These were some of the questions pondered for several days by nine North American Ukrainian Catholic archbishops and bishops at the Winnipeg synod in late May. “There is now a very large population of Ukrainian Catholics outside Ukraine,” said Most Rev. David Motiuk, Bishop of the Eparchy of Edmonton. “As a result the bishops would like to take a new direction, raise awareness so that the annual Synod of Bishops of the Ukrainian Catholic Church functions as a global Church. They would like to see the Church move from the regional focus of Ukraine, Italy, Scotland, Ireland, Portugal, Spain, Canada, or the U.S., for example, to a world-wide Church perspective.”

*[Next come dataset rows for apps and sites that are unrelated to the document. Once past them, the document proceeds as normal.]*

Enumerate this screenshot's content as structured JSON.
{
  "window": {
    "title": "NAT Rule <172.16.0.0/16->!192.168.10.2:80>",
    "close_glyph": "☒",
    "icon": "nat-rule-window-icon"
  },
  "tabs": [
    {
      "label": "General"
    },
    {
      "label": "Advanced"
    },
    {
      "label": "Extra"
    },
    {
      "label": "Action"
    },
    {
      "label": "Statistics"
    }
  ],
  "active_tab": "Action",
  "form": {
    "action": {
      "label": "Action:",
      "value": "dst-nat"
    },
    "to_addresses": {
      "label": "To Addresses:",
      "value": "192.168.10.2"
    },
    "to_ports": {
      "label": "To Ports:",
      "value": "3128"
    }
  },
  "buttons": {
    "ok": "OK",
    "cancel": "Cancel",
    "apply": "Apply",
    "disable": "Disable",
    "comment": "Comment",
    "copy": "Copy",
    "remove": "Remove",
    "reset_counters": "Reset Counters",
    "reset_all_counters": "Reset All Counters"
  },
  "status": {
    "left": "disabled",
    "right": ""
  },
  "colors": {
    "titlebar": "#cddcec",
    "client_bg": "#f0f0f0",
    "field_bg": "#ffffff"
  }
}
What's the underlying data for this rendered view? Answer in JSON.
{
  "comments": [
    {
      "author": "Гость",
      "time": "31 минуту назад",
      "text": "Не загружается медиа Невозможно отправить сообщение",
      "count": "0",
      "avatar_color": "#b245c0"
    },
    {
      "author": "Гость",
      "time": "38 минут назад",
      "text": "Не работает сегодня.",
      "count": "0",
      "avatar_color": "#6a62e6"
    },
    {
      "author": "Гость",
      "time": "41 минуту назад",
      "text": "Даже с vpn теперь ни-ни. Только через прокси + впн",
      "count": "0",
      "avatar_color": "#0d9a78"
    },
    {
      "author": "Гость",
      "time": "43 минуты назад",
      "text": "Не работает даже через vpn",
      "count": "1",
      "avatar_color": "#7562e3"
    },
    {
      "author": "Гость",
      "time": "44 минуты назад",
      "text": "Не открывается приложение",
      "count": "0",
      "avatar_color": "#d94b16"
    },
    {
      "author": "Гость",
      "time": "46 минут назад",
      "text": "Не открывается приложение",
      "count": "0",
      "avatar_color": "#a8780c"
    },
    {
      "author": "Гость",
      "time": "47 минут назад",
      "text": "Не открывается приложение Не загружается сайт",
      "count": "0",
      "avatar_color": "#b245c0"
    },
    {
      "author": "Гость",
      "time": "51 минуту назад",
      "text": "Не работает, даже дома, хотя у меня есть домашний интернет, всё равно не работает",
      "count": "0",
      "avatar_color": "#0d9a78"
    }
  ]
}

How does the particular Church, the Ukrainian Catholic Church, respond in a unified way to pastoral situations in various countries to fast days, for example, or successfully draw church goers to liturgies on the 12 major feast days and 23 others?  “There are only 52 weeks in the year,” said Bishop David. How does that affect the faithful in how they live a spiritual life?

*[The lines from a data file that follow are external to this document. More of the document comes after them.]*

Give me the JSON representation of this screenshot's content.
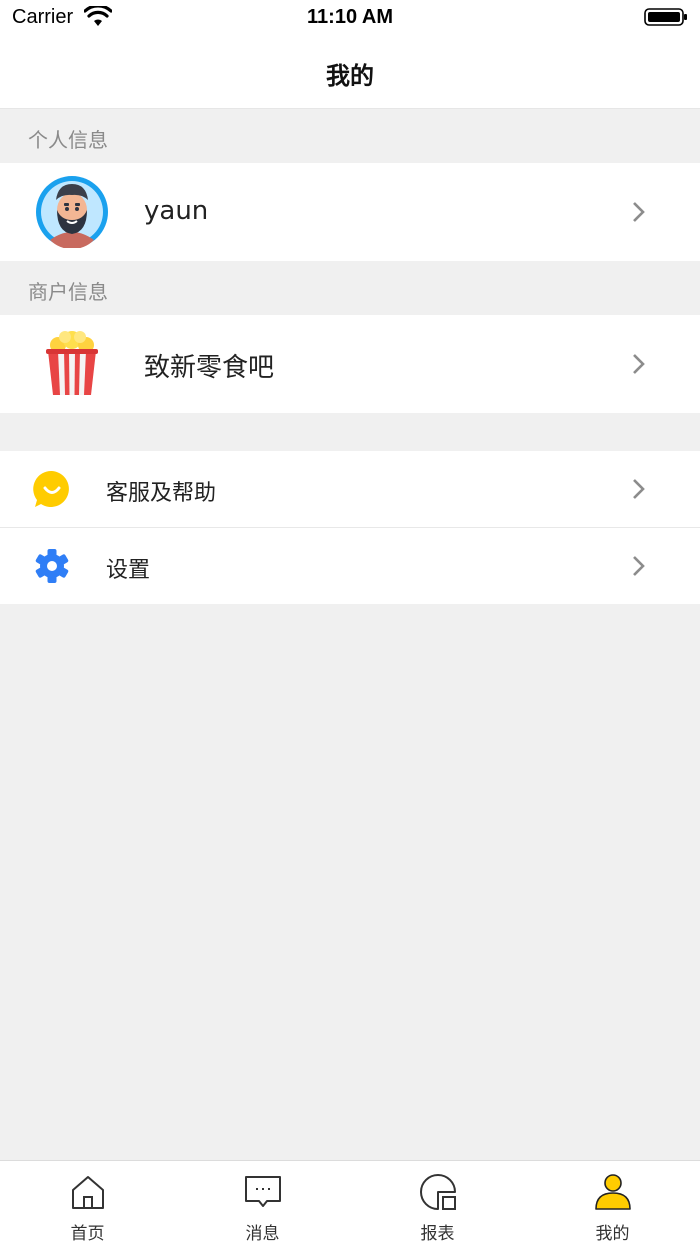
{
  "status_bar": {
    "carrier": "Carrier",
    "time": "11:10 AM"
  },
  "nav": {
    "title": "我的"
  },
  "sections": {
    "personal_header": "个人信息",
    "merchant_header": "商户信息"
  },
  "profile": {
    "name": "yaun",
    "avatar_icon": "bearded-man-avatar-icon"
  },
  "merchant": {
    "name": "致新零食吧",
    "logo_icon": "popcorn-icon"
  },
  "menu": [
    {
      "label": "客服及帮助",
      "icon": "smile-chat-icon",
      "color": "#ffcc00"
    },
    {
      "label": "设置",
      "icon": "gear-icon",
      "color": "#2f7ef6"
    }
  ],
  "tabs": [
    {
      "label": "首页",
      "icon": "home-icon"
    },
    {
      "label": "消息",
      "icon": "message-icon"
    },
    {
      "label": "报表",
      "icon": "report-icon"
    },
    {
      "label": "我的",
      "icon": "person-icon",
      "active": true
    }
  ],
  "colors": {
    "accent": "#ffcc00",
    "settings_blue": "#2f7ef6",
    "background": "#f0f0f0"
  }
}
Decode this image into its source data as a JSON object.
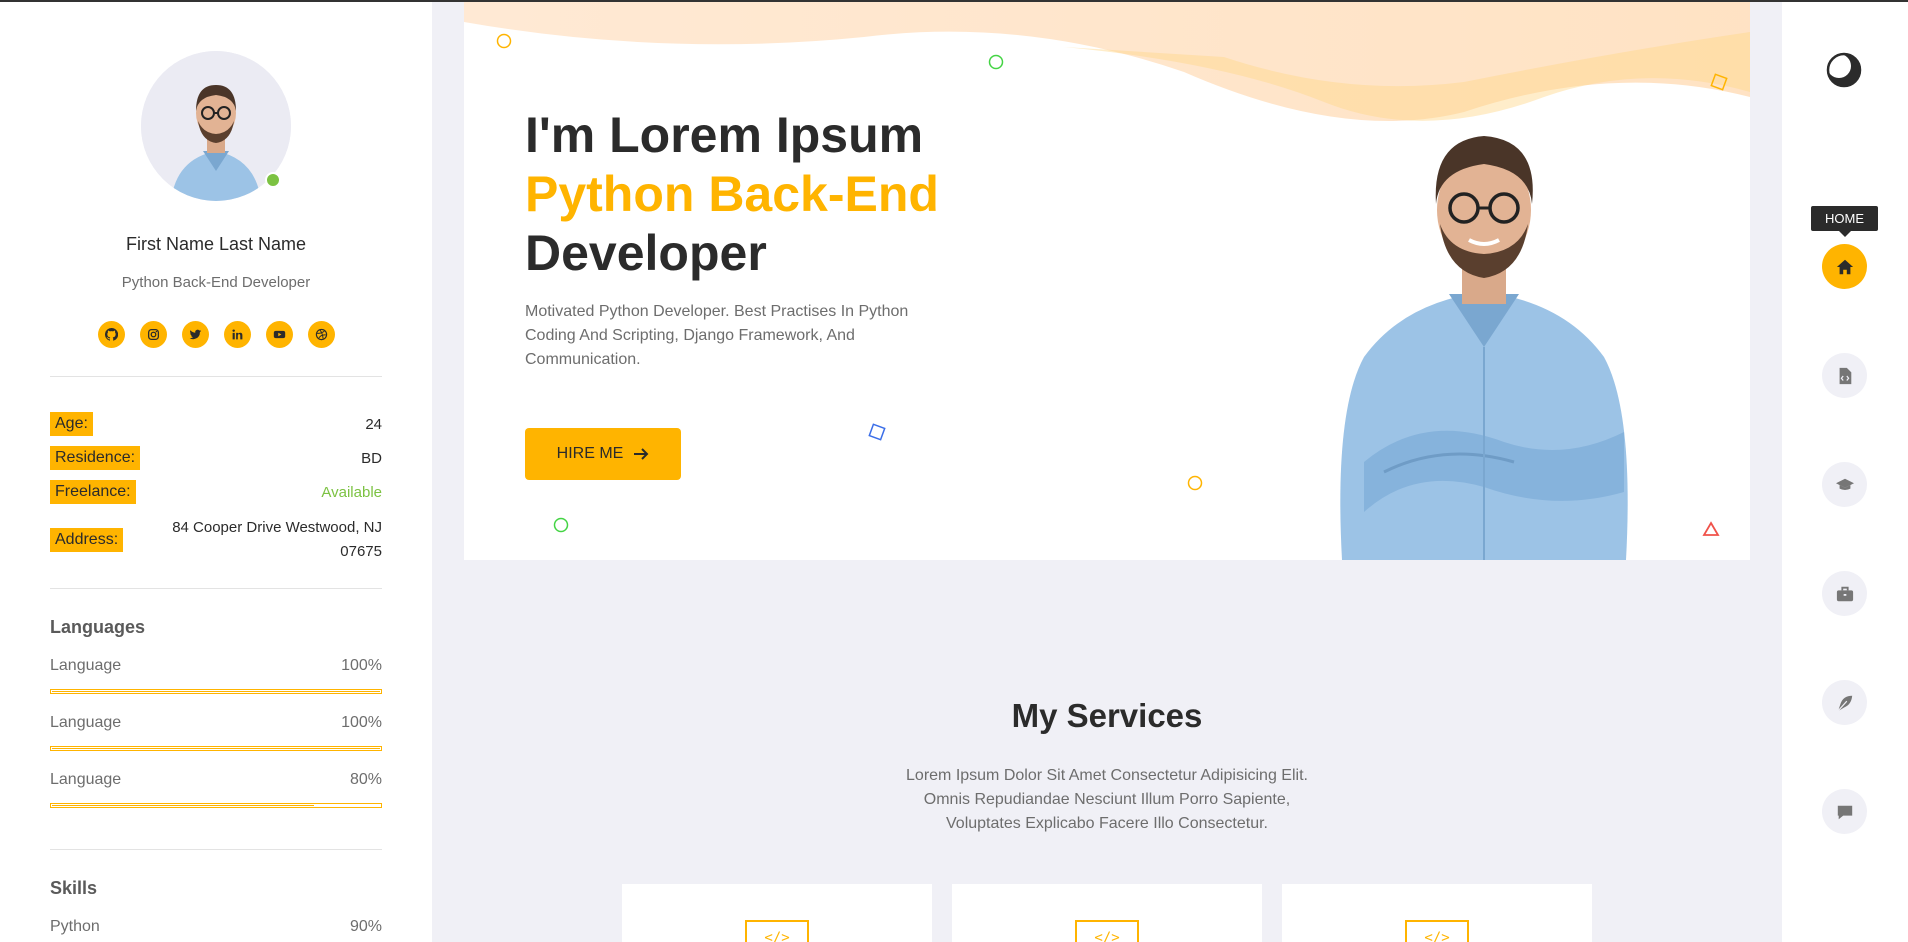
{
  "profile": {
    "name": "First Name Last Name",
    "role": "Python Back-End Developer",
    "online_color": "#7cc242",
    "socials": [
      {
        "icon": "github-icon"
      },
      {
        "icon": "instagram-icon"
      },
      {
        "icon": "twitter-icon"
      },
      {
        "icon": "linkedin-icon"
      },
      {
        "icon": "youtube-icon"
      },
      {
        "icon": "dribbble-icon"
      }
    ]
  },
  "info": {
    "age_label": "Age:",
    "age_value": "24",
    "residence_label": "Residence:",
    "residence_value": "BD",
    "freelance_label": "Freelance:",
    "freelance_value": "Available",
    "address_label": "Address:",
    "address_value_line1": "84 Cooper Drive Westwood, NJ",
    "address_value_line2": "07675"
  },
  "languages": {
    "title": "Languages",
    "items": [
      {
        "label": "Language",
        "value": "100%",
        "level": 1.0
      },
      {
        "label": "Language",
        "value": "100%",
        "level": 1.0
      },
      {
        "label": "Language",
        "value": "80%",
        "level": 0.8
      }
    ]
  },
  "skills": {
    "title": "Skills",
    "items": [
      {
        "label": "Python",
        "value": "90%",
        "level": 0.9
      }
    ]
  },
  "hero": {
    "line1": "I'm Lorem Ipsum",
    "line2": "Python Back-End",
    "line3": "Developer",
    "description": "Motivated Python Developer. Best Practises In Python Coding And Scripting, Django Framework, And Communication.",
    "button_label": "HIRE ME"
  },
  "services": {
    "title": "My Services",
    "description_line1": "Lorem Ipsum Dolor Sit Amet Consectetur Adipisicing Elit.",
    "description_line2": "Omnis Repudiandae Nesciunt Illum Porro Sapiente,",
    "description_line3": "Voluptates Explicabo Facere Illo Consectetur.",
    "card_icon": "code-icon",
    "card_icon_glyph": "</>"
  },
  "nav": {
    "tooltip": "HOME",
    "items": [
      {
        "icon": "home-icon",
        "active": true
      },
      {
        "icon": "code-file-icon",
        "active": false
      },
      {
        "icon": "graduation-cap-icon",
        "active": false
      },
      {
        "icon": "briefcase-icon",
        "active": false
      },
      {
        "icon": "feather-icon",
        "active": false
      },
      {
        "icon": "comment-icon",
        "active": false
      }
    ],
    "theme_icon": "moon-icon"
  },
  "colors": {
    "accent": "#ffb400",
    "available": "#7cc242",
    "background": "#f0f0f6"
  }
}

How can we encourage a return to the fast days such as Petrivka (Saint Peter and Paul Fast) and Pilipiwka (Dormition Fast) for example, when in North America we have lost the discipline in fasting for the Great Lent?”

Renewal through vibrant parish programs

The bishops discussed and determined how each would respond in his jurisdiction to  the Synod of Bishops Vibrant Parish program. The Ukrainian Catholic Church program is similar to Edmonton Eparchy’s 25-Year Pastoral Plan for a vibrant parish, but has six focal points.  Each parish or eparchy is encouraged to adopt one or two that parishioners would benefit from most. For example, a parish could use the gifts of the faithful in new, greater ways in adult faith formation.
English translation of the Catechism of the Ukrainian Greek Catholic Church goes to press

The English translation of the Catechism of the Ukrainian Catholic Church (Christ Our Pascha) is now ready to go to press and 9000 copies will be distributed, beginning in early July, to eparchies in Great Britain, Canada, Australia, United States and Ukraine. The catechism covers three areas: what we believe, how we pray and how we live (morals and ethics).

Prayers at Velychkowsky shrine and graves of Ukrainian Catholic hierarchs

During their time in Winnipeg, participants took the opportunity to pray at the shrine of Blessed Vasyl Velychkovsky and at the graves of the Ukrainian Catholic hierarchs buried in Winnipeg:  Metropolitan Maxim Hermaniuk, Metropolitan Michael Bzdel, Archbishop Vasyl Ladyka, Bishop Volodymyr Malanchuk, Bishop Michael Kuchmiak, Bishop Michael Hrynchyshyn, and Bishop Cornelius Pasichny, whose intercession for our Church, the bishops invoked during their meeting.

Synod participants included Most Rev. Stefan Soroka, Archbishop of Philadelphia; Most Rev. Lawrence Huculak, OSBM, Archbishop of Winnipeg; Most Rev. David Motiuk, Bishop of Edmonton; Most Rev. Paul Chomnycky, OSBM, Bishop of Stamford; Most. Rev. Bryan Bayda, CSsR, Bishop of Saskatoon; Most Rev. Ken Nowakowski, Bishop of New Westminster; Most Rev. Bohdan Danylo, Bishop of Parma; Most Rev. John Bura, Auxiliary Bishop of Philadelphia; and Most Rev. Basil Losten, Bishop-Emeritus.